                          nutrient criteria for Florida's streams and EPA's
                          downstream protection value (DPV) for lakes
                          that are meeting the lake numeric criteria
                          established in EPA's final December 2010 rule
                          ("unimpaired lakes").

                          The court ordered EPA to re-propose criteria for
                          these waters. Under the consent decree, EPA's
                          Administrator is required to sign a rule with
                          proposed criteria for these waters by November
                          30, 2012 (the current proposal)  and to sign a
                          final rule by August 31, 2013. EPA is only
                          required to establish criteria in waters where
                          Florida has not established their own criteria.

                          On June 13, 2012, Florida submitted water
                          quality criteria that include numeric nutrient
                          criteria for certain streams in Florida to the  EPA

for review pursuant to section 303(c) of the
Clean Water Act, and EPA approved these
criteria on November 30, 2012. Therefore, under
the consent decree, EPA would no longer be
required to propose numeric criteria for these

However, due to a provision of Florida's law
and a recent legal challenge in Florida, it is
unclear whether Florida's streams criteria will
take effect. Therefore, EPA is proposing criteria
for streams not covered by Florida's criteria, but
may end up finalizing criteria for all streams in
Florida if Florida's criteria do not take effect.

About This Regulation
For this proposal, EPA is re-proposing the same
numeric total nitrogen (TN) and total
phosphorus (TP) criteria published in EPA's
final December 2010 rule with further
explanation on how the proposed criteria will
ensure the protection of Florida's streams. EPA
is also proposing DPVs that protect unimpaired
lakes from a harmful increase in nutrient levels.

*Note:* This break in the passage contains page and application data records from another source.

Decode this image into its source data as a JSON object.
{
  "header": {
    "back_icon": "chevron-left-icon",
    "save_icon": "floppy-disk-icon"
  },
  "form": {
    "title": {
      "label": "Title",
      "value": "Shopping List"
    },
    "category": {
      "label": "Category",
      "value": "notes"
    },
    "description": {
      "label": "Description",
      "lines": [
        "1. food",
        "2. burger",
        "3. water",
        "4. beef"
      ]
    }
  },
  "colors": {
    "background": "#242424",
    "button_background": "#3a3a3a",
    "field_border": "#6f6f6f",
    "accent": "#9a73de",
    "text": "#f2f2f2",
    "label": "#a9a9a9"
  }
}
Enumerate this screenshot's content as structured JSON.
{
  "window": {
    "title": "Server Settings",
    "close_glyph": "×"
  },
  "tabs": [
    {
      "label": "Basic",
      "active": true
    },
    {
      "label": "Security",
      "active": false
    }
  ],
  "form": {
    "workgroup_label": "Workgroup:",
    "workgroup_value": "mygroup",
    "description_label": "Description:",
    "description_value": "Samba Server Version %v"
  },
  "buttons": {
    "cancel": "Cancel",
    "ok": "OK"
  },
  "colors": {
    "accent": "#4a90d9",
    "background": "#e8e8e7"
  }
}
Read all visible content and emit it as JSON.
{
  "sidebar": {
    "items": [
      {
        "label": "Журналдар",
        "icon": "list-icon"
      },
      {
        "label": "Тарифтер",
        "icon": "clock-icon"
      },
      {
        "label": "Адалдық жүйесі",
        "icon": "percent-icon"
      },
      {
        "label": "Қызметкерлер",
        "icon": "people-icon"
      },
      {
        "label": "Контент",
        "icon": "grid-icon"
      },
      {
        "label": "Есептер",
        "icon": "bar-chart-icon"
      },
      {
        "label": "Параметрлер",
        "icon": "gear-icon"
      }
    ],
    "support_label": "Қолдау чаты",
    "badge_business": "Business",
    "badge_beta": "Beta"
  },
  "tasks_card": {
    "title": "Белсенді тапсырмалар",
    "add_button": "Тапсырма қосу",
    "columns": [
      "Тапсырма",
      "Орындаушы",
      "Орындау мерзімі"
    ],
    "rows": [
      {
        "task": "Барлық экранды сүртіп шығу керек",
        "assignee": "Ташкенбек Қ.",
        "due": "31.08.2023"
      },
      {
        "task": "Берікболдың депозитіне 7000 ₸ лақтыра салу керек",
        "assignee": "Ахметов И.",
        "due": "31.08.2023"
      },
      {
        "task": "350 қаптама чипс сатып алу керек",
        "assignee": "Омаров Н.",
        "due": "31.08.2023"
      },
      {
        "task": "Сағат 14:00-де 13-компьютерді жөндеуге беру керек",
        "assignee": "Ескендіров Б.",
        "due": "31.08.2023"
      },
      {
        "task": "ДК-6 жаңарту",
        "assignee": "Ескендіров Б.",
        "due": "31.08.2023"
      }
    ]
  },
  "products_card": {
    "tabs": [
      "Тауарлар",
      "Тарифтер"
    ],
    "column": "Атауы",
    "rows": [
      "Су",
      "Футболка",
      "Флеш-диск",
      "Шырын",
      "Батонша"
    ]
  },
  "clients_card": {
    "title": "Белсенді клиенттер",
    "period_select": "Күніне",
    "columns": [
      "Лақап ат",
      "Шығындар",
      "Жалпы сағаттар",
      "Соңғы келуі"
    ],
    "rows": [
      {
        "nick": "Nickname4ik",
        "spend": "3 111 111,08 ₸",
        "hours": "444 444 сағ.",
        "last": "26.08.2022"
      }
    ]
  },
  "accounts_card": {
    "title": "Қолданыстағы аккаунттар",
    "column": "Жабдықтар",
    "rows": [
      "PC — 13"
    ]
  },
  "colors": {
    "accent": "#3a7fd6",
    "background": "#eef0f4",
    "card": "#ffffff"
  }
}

Criteria for Florida Streams
EPA is providing evidence from the scientific
literature on streams outside of Florida that
harmful, adverse effects are likely to occur at
concentrations above EPA's proposed stream
criteria.  This information provides additional
evidence that the criteria published in EPA's
final December 2010 rule are protective of
Florida's streams.

Downstream Protection for Unimpaired Lakes
EPA regulations implementing Clean Water Act
section 303(c) require that water quality
standards "provide for the attainment and
maintenance of the water quality standards of
downstream waters."

The proposed rule includes three approaches for
calculating DPVs to ensure the attainment and
maintenance of the water quality standards in
unimpaired lakes.  These three approaches
supplement the two approaches EPA finalized in
the December 2010 rule for protection of
downstream lakes.

Florida's EPA-approved water quality criteria
also include provisions addressing downstream
protection that establish quantitative approaches
to ensure the attainment and maintenance of
downstream waters consistent with EPA's
regulations. However, the provisions themselves
do not consist of numeric values and the consent
decree requires EPA to sign rules proposing
numeric DPVs for Florida by November 30,

Therefore, EPA is proposing numeric DPVs to
comply with the consent decree. EPA has also
amended its January 2009 determination, and
will ask the court to modify the consent decree
to not require EPA to promulgate numeric DPVs
for Florida. If the court agrees, EPA will not
finalize the numeric DPVs proposed in this rule.

For More Information
Contact Mario Sengco at (202) 566-2676 or
sengco .marioigjepa. gov. or  visit